Required action: Compute how many lines in the data below contain "Nelson"; answer only with that number.

Data for this task:
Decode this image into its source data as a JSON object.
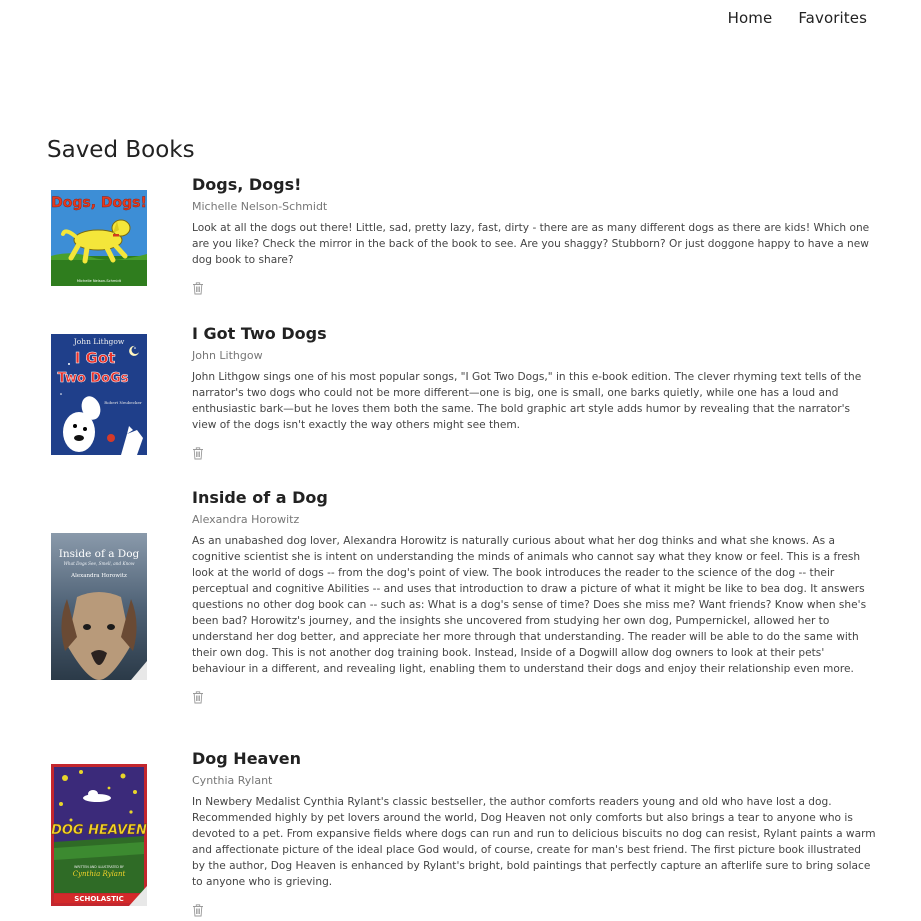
{
  "nav": {
    "home": "Home",
    "favorites": "Favorites"
  },
  "page_title": "Saved Books",
  "books": [
    {
      "title": "Dogs, Dogs!",
      "author": "Michelle Nelson-Schmidt",
      "description": "Look at all the dogs out there! Little, sad, pretty lazy, fast, dirty - there are as many different dogs as there are kids! Which one are you like? Check the mirror in the back of the book to see. Are you shaggy? Stubborn? Or just doggone happy to have a new dog book to share?",
      "cover": {
        "title": "Dogs, Dogs!",
        "author": "Michelle Nelson-Schmidt"
      }
    },
    {
      "title": "I Got Two Dogs",
      "author": "John Lithgow",
      "description": "John Lithgow sings one of his most popular songs, \"I Got Two Dogs,\" in this e-book edition. The clever rhyming text tells of the narrator's two dogs who could not be more different—one is big, one is small, one barks quietly, while one has a loud and enthusiastic bark—but he loves them both the same. The bold graphic art style adds humor by revealing that the narrator's view of the dogs isn't exactly the way others might see them.",
      "cover": {
        "author": "John Lithgow",
        "title_line1": "I Got",
        "title_line2": "Two DoGs",
        "illustrator": "Robert Neubecker"
      }
    },
    {
      "title": "Inside of a Dog",
      "author": "Alexandra Horowitz",
      "description": "As an unabashed dog lover, Alexandra Horowitz is naturally curious about what her dog thinks and what she knows. As a cognitive scientist she is intent on understanding the minds of animals who cannot say what they know or feel. This is a fresh look at the world of dogs -- from the dog's point of view. The book introduces the reader to the science of the dog -- their perceptual and cognitive Abilities -- and uses that introduction to draw a picture of what it might be like to bea dog. It answers questions no other dog book can -- such as: What is a dog's sense of time? Does she miss me? Want friends? Know when she's been bad? Horowitz's journey, and the insights she uncovered from studying her own dog, Pumpernickel, allowed her to understand her dog better, and appreciate her more through that understanding. The reader will be able to do the same with their own dog. This is not another dog training book. Instead, Inside of a Dogwill allow dog owners to look at their pets' behaviour in a different, and revealing light, enabling them to understand their dogs and enjoy their relationship even more.",
      "cover": {
        "title": "Inside of a Dog",
        "subtitle": "What Dogs See, Smell, and Know",
        "author": "Alexandra Horowitz"
      }
    },
    {
      "title": "Dog Heaven",
      "author": "Cynthia Rylant",
      "description": "In Newbery Medalist Cynthia Rylant's classic bestseller, the author comforts readers young and old who have lost a dog. Recommended highly by pet lovers around the world, Dog Heaven not only comforts but also brings a tear to anyone who is devoted to a pet. From expansive fields where dogs can run and run to delicious biscuits no dog can resist, Rylant paints a warm and affectionate picture of the ideal place God would, of course, create for man's best friend. The first picture book illustrated by the author, Dog Heaven is enhanced by Rylant's bright, bold paintings that perfectly capture an afterlife sure to bring solace to anyone who is grieving.",
      "cover": {
        "title": "DOG HEAVEN",
        "author": "Cynthia Rylant",
        "byline": "WRITTEN AND ILLUSTRATED BY",
        "publisher": "SCHOLASTIC"
      }
    }
  ]
}
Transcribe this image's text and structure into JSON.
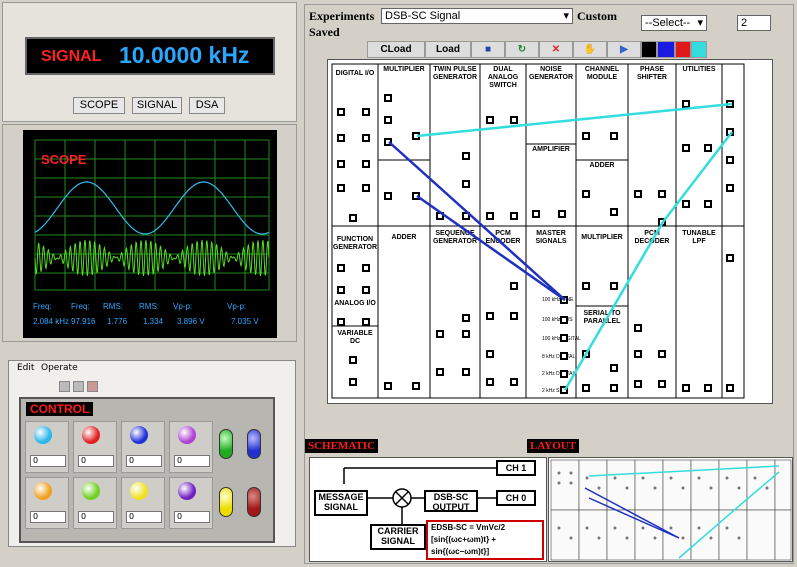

Solution for this exercise: 2